Record set below:
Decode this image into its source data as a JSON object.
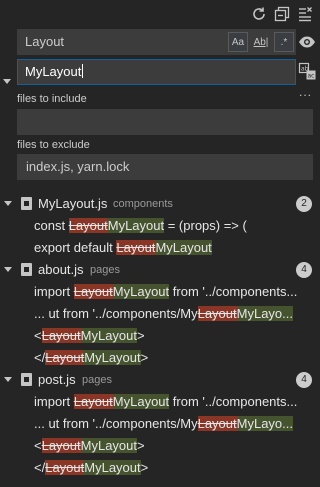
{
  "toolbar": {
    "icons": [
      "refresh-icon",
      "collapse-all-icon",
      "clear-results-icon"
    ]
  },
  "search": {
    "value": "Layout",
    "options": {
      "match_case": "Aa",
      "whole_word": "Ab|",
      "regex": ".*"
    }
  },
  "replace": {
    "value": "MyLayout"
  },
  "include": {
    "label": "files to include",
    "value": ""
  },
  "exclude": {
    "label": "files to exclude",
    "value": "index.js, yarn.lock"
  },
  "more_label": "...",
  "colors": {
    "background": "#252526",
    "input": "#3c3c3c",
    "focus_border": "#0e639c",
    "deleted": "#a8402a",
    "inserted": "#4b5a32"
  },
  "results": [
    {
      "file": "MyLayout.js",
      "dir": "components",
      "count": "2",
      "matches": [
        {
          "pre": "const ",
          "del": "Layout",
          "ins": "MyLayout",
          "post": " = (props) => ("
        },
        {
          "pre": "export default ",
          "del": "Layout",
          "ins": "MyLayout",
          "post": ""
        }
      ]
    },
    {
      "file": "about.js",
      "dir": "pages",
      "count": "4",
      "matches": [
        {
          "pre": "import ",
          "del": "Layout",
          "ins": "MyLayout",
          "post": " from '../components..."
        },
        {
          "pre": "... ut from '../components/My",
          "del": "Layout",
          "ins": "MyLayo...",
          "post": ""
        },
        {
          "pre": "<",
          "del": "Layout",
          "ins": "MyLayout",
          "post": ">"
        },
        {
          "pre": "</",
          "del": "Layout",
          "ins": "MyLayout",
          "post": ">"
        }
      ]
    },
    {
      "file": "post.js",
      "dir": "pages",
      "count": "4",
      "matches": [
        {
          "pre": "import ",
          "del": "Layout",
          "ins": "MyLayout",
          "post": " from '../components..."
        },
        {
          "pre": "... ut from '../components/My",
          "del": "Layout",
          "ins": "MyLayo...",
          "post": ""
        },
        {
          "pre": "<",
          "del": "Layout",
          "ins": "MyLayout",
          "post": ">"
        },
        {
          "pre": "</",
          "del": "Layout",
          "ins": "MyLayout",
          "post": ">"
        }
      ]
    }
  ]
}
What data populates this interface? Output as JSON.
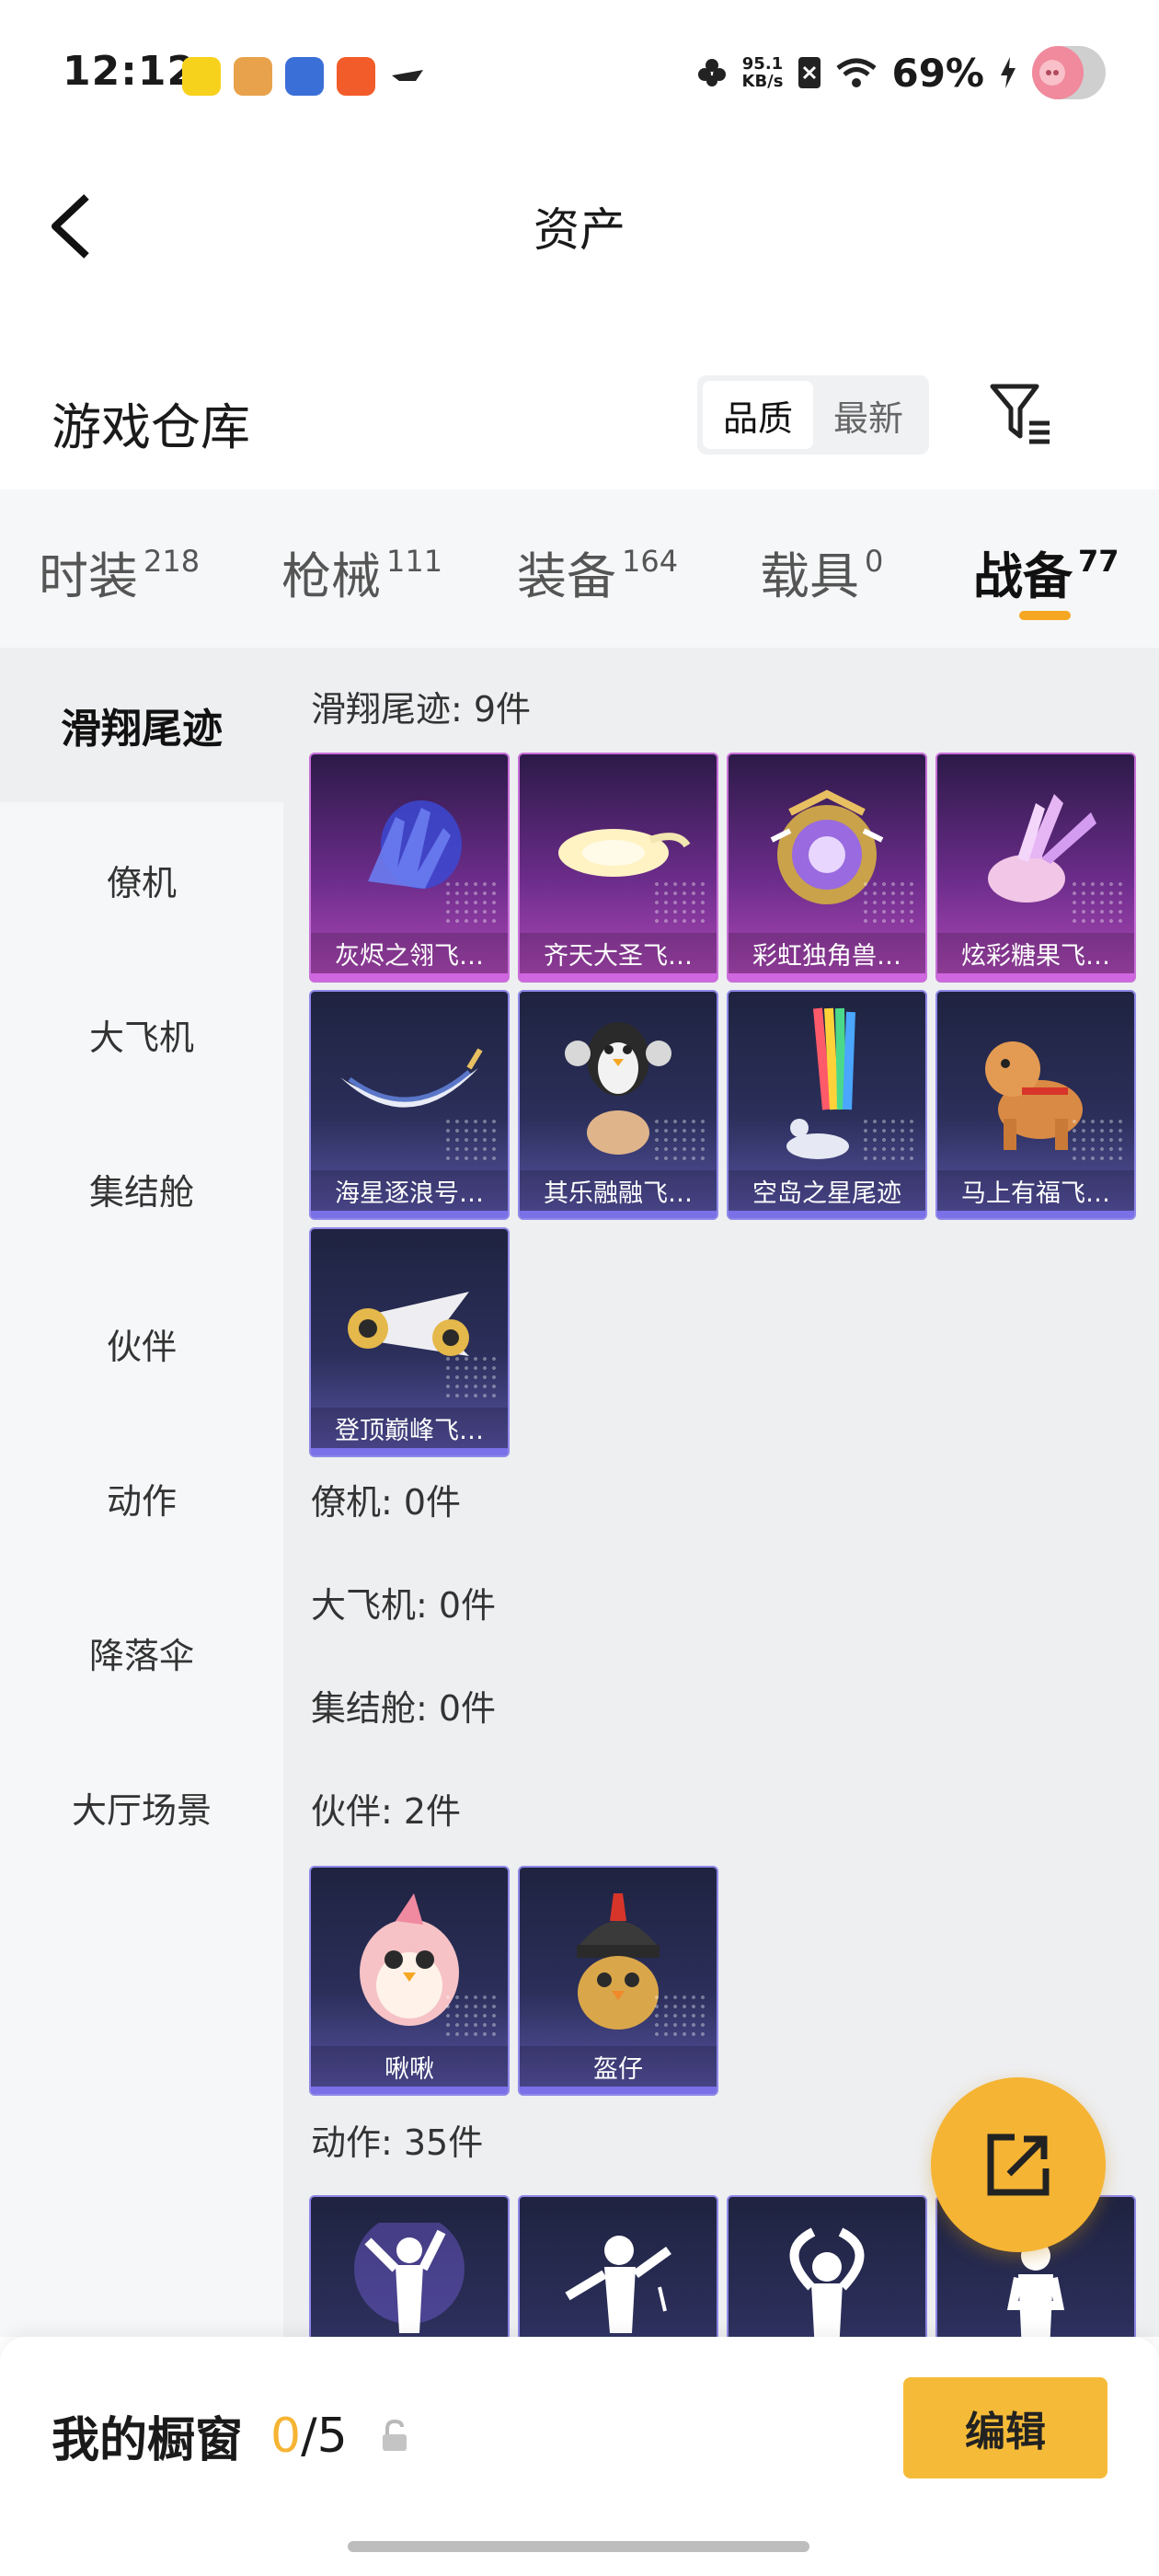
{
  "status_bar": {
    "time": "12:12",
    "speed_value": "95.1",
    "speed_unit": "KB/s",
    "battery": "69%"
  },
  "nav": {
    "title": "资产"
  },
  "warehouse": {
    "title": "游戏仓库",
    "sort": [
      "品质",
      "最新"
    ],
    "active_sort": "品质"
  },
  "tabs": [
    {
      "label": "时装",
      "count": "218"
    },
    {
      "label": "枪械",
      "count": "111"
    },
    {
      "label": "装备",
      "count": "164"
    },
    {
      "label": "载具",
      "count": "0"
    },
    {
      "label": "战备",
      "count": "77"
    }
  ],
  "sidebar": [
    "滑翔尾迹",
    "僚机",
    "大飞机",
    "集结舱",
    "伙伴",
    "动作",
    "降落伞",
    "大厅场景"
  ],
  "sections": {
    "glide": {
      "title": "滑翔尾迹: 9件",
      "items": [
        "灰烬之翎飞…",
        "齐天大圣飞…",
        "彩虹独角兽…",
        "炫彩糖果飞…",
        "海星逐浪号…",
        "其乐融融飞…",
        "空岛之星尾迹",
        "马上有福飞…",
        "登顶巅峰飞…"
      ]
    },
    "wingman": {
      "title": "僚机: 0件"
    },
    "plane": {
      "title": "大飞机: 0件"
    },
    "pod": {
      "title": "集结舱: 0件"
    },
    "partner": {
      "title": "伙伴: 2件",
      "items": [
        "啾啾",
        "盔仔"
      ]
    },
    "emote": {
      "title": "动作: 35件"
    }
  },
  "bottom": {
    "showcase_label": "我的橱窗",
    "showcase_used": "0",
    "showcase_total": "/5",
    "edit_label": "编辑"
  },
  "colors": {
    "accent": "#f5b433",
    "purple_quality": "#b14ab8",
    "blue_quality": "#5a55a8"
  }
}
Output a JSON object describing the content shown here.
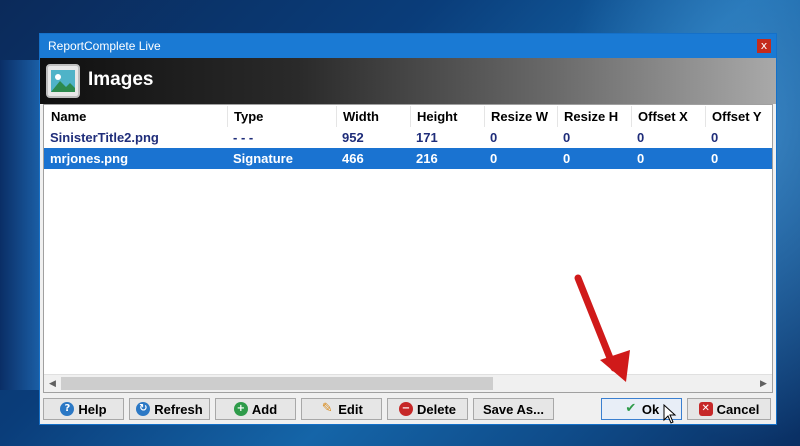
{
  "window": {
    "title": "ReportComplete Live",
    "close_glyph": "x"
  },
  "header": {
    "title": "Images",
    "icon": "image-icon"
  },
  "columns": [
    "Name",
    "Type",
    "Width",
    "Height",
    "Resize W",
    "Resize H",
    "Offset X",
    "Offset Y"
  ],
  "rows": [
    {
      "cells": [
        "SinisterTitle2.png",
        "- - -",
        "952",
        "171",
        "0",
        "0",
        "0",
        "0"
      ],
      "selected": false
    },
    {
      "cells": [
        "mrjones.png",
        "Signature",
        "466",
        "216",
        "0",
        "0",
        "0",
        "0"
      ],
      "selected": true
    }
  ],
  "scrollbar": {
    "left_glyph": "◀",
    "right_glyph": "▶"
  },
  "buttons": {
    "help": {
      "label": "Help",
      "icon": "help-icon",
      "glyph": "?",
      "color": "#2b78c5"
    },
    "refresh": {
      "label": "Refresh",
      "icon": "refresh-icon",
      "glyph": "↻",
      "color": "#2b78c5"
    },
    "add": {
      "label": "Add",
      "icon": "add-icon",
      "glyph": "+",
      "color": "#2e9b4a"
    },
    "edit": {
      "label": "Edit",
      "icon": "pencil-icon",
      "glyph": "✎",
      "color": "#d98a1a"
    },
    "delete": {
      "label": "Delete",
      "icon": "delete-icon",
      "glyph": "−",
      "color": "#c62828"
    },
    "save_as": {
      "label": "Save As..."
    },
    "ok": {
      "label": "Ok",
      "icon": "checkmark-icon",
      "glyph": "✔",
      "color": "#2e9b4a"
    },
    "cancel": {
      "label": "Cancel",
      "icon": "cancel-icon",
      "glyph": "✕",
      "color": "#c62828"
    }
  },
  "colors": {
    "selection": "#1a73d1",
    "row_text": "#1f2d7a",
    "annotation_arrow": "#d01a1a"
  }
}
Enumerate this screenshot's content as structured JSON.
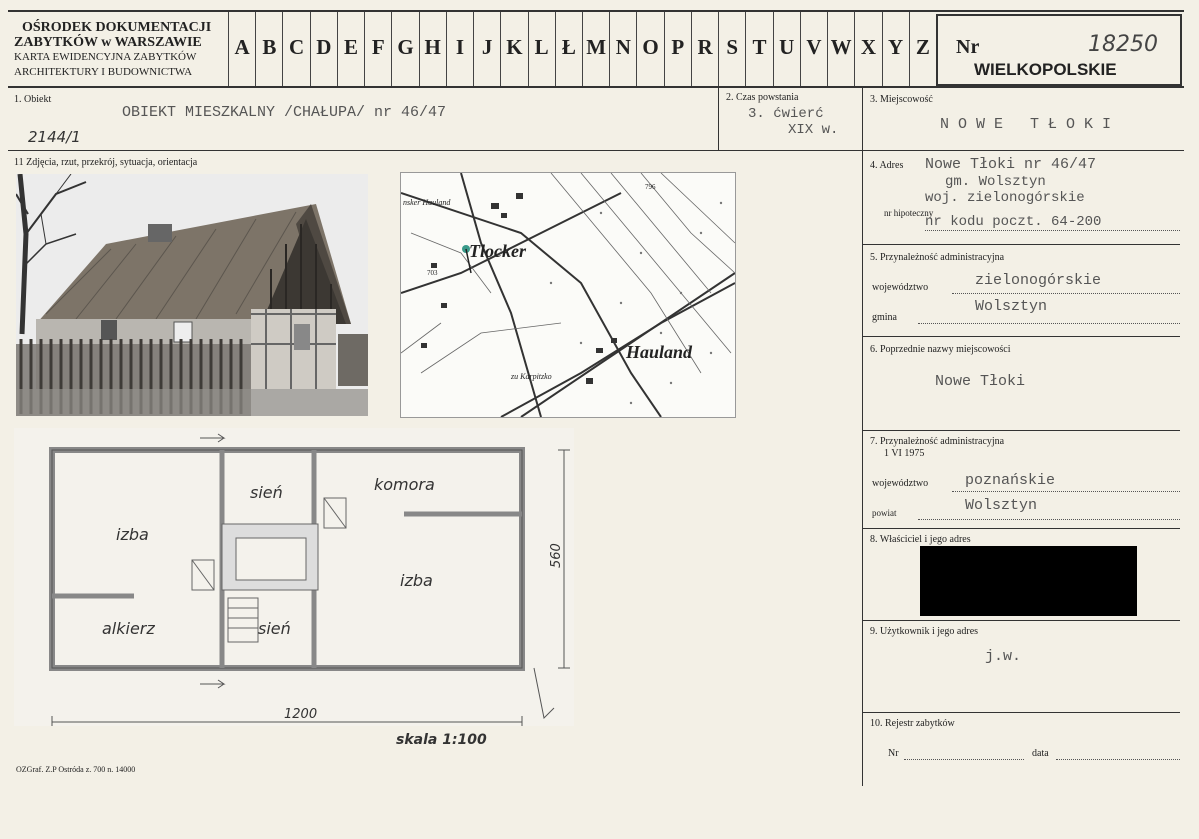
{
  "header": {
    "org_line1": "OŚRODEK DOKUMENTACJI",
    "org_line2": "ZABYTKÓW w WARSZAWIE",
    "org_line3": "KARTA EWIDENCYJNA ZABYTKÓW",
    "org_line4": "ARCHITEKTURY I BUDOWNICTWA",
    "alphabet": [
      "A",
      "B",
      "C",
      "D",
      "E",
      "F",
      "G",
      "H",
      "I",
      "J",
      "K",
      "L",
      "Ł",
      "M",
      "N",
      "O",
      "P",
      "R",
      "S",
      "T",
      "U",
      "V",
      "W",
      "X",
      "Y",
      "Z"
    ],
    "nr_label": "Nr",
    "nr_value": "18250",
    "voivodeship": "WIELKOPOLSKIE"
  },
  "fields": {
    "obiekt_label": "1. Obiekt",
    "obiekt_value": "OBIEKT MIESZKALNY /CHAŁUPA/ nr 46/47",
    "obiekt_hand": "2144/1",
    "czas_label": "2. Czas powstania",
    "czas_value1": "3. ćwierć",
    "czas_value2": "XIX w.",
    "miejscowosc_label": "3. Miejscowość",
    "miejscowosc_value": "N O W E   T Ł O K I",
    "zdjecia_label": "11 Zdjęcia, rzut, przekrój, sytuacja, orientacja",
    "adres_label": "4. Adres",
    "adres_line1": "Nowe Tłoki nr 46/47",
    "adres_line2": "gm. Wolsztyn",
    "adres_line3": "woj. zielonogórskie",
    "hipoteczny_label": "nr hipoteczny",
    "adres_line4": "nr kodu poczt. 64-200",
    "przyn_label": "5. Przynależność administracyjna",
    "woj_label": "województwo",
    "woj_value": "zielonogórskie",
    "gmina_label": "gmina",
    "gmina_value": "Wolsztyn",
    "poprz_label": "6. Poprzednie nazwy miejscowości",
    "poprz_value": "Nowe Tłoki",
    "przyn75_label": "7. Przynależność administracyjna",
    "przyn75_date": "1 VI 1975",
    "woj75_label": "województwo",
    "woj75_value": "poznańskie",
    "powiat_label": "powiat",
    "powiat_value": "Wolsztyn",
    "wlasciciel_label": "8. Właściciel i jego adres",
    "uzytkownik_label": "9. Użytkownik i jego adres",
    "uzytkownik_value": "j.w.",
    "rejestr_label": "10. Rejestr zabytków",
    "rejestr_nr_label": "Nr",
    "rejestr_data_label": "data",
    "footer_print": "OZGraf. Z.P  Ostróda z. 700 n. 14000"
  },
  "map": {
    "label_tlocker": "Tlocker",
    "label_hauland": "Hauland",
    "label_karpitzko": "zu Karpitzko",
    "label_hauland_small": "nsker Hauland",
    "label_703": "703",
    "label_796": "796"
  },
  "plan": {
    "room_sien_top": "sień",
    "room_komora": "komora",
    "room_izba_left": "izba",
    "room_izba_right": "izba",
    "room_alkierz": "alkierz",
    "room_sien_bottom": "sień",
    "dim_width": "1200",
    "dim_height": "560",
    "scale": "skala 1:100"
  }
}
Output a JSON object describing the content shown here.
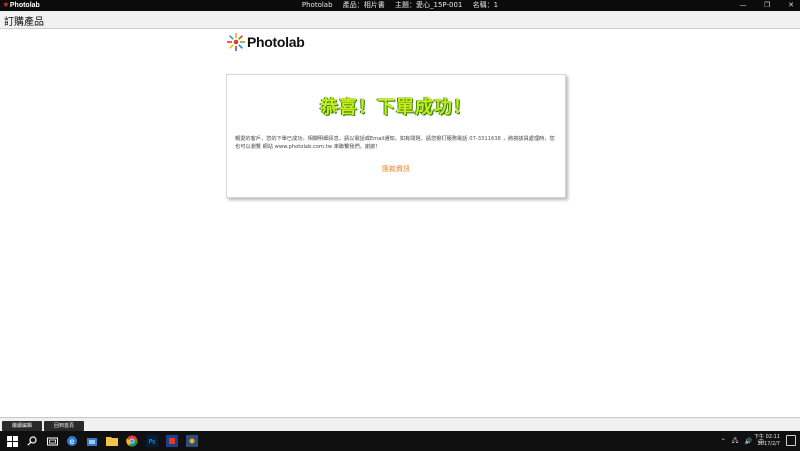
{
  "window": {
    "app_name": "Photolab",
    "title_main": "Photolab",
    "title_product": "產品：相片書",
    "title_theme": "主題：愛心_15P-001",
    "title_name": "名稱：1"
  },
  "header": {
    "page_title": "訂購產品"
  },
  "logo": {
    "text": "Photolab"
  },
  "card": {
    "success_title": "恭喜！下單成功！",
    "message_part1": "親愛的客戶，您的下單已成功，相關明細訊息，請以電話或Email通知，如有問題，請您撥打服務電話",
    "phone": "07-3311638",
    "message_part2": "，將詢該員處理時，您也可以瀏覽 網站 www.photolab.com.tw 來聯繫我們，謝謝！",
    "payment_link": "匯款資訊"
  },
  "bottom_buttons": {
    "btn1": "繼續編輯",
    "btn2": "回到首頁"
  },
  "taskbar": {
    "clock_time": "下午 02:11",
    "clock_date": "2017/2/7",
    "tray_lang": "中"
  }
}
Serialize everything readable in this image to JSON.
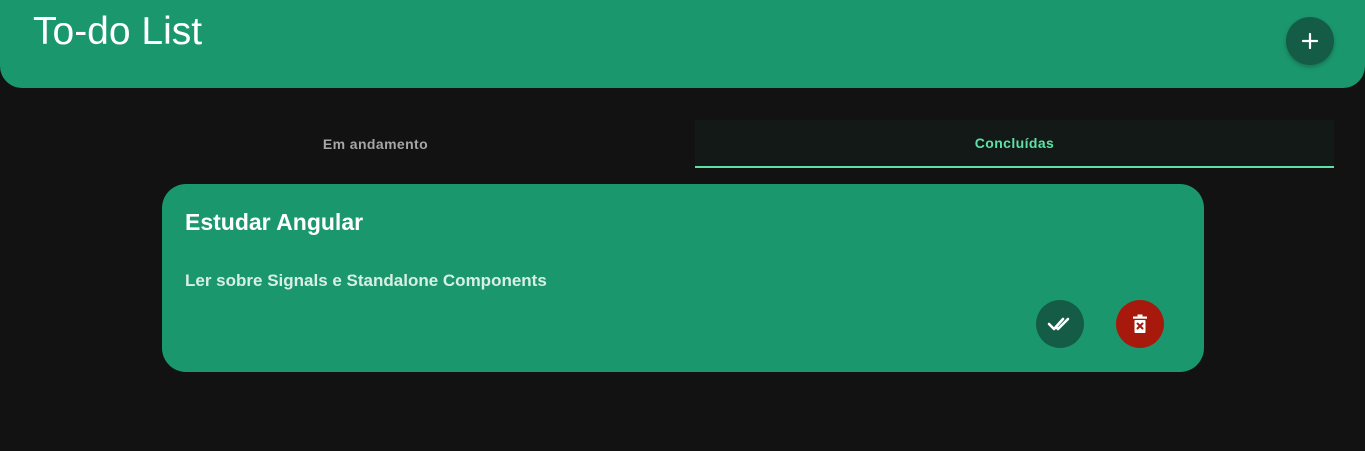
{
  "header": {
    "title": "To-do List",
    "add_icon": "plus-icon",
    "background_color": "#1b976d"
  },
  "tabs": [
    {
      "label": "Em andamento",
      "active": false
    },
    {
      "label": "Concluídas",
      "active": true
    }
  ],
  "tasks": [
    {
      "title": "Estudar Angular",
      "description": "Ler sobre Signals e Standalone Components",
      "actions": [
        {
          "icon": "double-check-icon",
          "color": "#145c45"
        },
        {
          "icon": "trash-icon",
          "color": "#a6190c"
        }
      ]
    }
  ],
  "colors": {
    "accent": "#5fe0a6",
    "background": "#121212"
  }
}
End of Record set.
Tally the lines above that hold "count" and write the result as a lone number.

8